===== Records shown =====

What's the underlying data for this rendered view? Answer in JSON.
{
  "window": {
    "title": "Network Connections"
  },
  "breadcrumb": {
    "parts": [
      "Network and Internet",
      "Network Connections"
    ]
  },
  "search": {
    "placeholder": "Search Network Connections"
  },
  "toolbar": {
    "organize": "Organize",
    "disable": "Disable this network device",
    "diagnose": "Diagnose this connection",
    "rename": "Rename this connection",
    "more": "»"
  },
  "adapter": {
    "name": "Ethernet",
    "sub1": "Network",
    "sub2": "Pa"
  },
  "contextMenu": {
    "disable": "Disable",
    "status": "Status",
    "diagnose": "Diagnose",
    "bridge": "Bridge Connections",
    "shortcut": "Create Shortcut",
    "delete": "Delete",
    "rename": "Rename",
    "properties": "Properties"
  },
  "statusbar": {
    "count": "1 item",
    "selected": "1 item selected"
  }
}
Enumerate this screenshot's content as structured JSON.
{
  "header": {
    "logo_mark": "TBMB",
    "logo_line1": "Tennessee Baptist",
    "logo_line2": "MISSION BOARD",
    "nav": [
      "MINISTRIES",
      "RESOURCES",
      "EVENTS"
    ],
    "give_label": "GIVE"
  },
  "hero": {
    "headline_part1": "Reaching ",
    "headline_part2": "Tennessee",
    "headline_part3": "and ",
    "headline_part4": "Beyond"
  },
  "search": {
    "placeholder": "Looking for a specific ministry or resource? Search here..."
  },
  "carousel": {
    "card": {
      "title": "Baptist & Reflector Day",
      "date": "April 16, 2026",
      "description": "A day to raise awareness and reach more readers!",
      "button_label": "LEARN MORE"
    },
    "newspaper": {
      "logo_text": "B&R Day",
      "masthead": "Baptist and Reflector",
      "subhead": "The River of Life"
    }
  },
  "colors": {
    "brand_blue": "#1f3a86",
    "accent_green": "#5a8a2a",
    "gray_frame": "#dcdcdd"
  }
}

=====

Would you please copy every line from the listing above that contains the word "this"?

Task solution
What's the underlying data for this rendered view? Answer in JSON.
    "disable": "Disable this network device",
    "diagnose": "Diagnose this connection",
    "rename": "Rename this connection",
Enumerate this screenshot's content as structured JSON.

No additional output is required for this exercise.